What CSC and Slipstream have done with their testing programs is proactive and contain positive aspects, where as WADA's testing program is almost exclusively punative. CSC's and Slipstream's programs tend to show more respect for the riders, sponsors, fans, and maybe even the "gatekeepers", in a manner of thinking. As showing respect is a key component in sportsmanship, I'll proffer that in-house team testing carried out similarly to CSC's and Slipstream's is, perhaps, more sportsmanlike than an absense of such a program, especially as it relates to this generation of riders given the near absoulute power of the testing agencies over a good portion of the riders day to day lives (in competition testing, out of competition testing, and the whereabouts program) and ultimately, their livelyhood-assumed guilty until proven innocent.

raamman said...

I will assume that there can be a judo match between 2 competitors without any refs- attacking before the match begins will give victory of sorts, so would shooting a man in the back. Some would- others wouldn't. What is the point of competition ? is it to win or to compete to the best of your ability ? Why does the crowd applaud the lantern rouge when he passes ? I will agree with wschart who said "Sportmanship is what competitors do with respect to each other, officials, spectators, etc." and wish to add that sportsmanship is with respect to oneself. I am not trying to defend wada or anything, but in team testing, while may be prudent on behalf of the teams and sponsors, to myself as an outsider seems complicit in medically supervising the extent to which a rider can cheat before a race. I don't need to test myself for drugs before a job interview because I know I am clean- you can go ahead and test me if you like. Now, if I told you at a job interview that I peed in a cup this morning to see if there were any detectable traces and found none so i'll be happy to pee in a cup for you now- how confident would you be that I don't do drugs ? Would you give me the job even though the test proved clean ?

jrdbutcher said...


We may just see things differently on the issue. Sportsmanship, I think, was originally your arguement. It wasn't mine, but I followed along with your line of reasoning. IMO, sportsmanship comes from the individual and can't truely be legislated, so at this point, I don't see how it connects well with the issue of doping in professional cycling. Ideally, if all riders showed good sportsmanship, there wouldn't be a need for WADA labs, OoC testing, or officials of nearly any kind. Publisize a race, the course, and a start time - let the race happen and the first to finish is the winner. I'm pretty sure that wouldn't work too well, but it's a nice dream.

As a former athlete who was subject to occasional drug testing and also was subject to drug testing in my professional life after athletics, I would have appreciated the check and balance afforded riders from CSC and Slipstream with regard to the testing process.
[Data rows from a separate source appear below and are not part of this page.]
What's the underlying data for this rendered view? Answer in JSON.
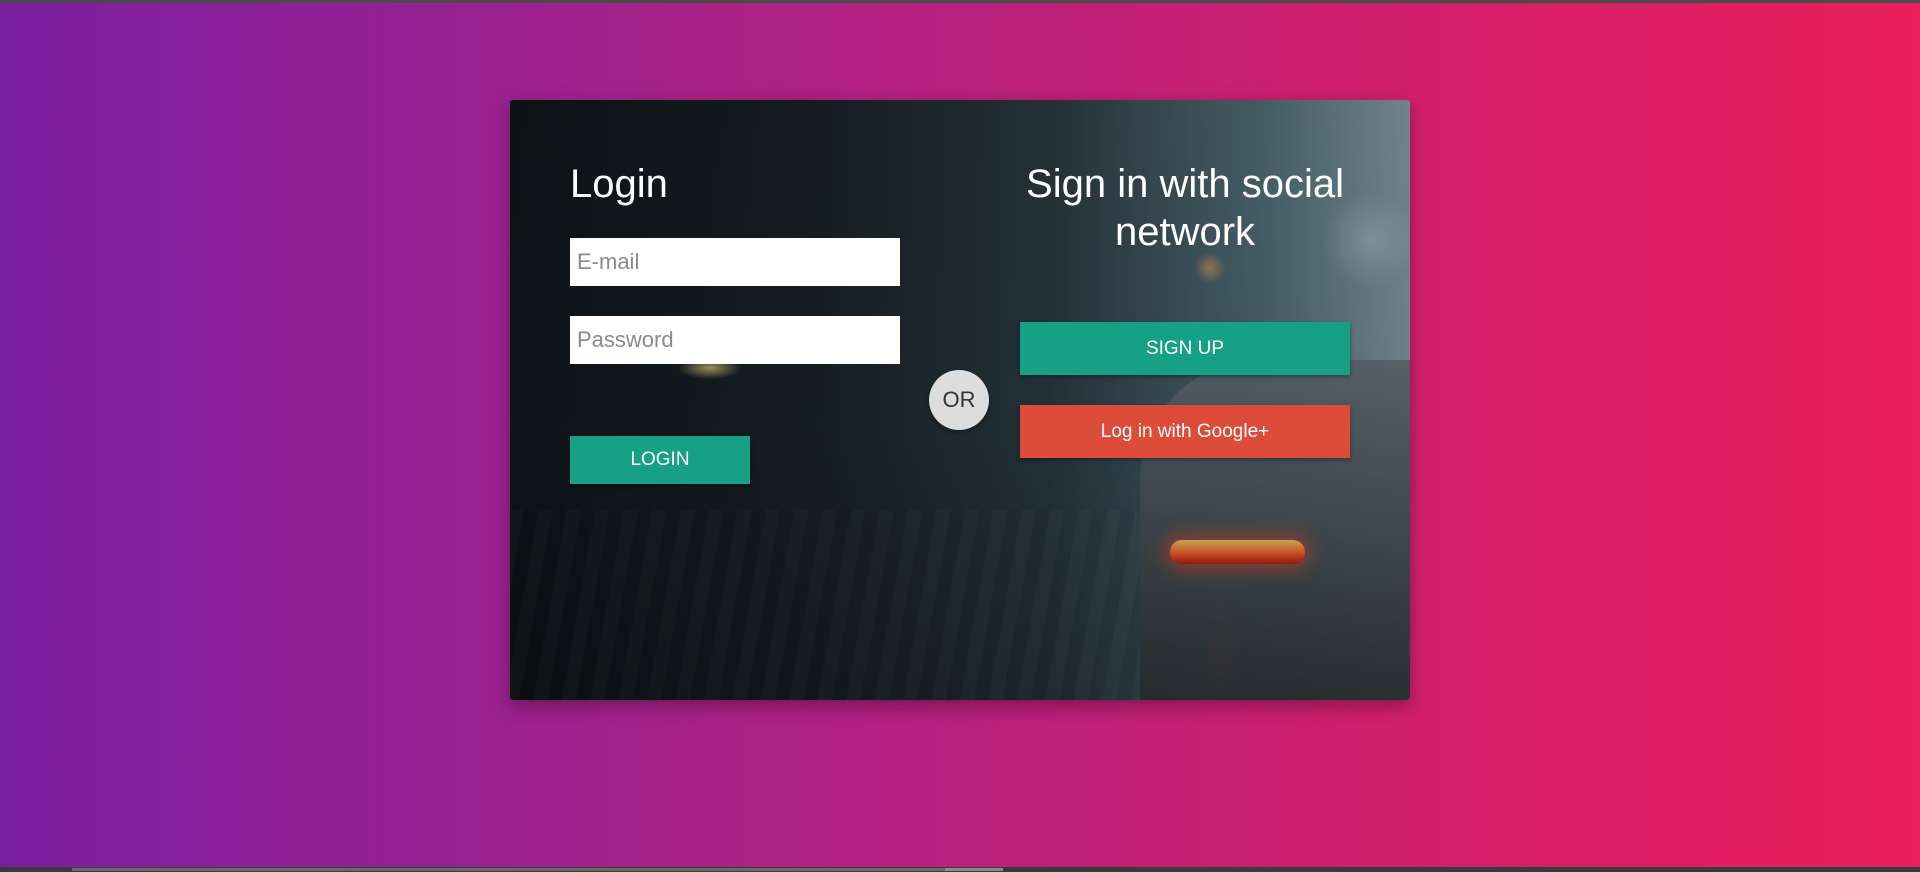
{
  "login": {
    "title": "Login",
    "email_placeholder": "E-mail",
    "password_placeholder": "Password",
    "button_label": "LOGIN"
  },
  "divider": {
    "label": "OR"
  },
  "social": {
    "title": "Sign in with social network",
    "signup_label": "SIGN UP",
    "google_label": "Log in with Google+"
  },
  "colors": {
    "primary_button": "#16a085",
    "google_button": "#dd4b39",
    "gradient_start": "#7b1fa2",
    "gradient_end": "#e91e5a"
  },
  "icons": {
    "background": "city-street-car-photo"
  }
}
Even though I didn't have a problem with the tests, I was never happy with the testing agencies having the near final say on my results if I were to register a false positive.

I, and most athletes, did not/do not have the resources to fight back in the manner that Floyd has been able to. I doubt Floyd would be in the position he now finds himself in had his team has a CSC/Slipstream esque testing program in place.

I don't buy into the notion that those programs are set up to beat the official in competition or OoC tests. From a rational cost/benefit approach, it makes much more sense to me that they were put into place to protect the teams' investment in their riders and in the teams' reputations against unfounded, incorrect, false, or malicious allegations of doping. Those kinds of things, true or false, can put a team out of business and leave its employees looking for work.

jrdbutcher said...

Read Rant's Blog noted in Tuesday's Roundup above. Some of the same thoughts. He's a much better writer than me.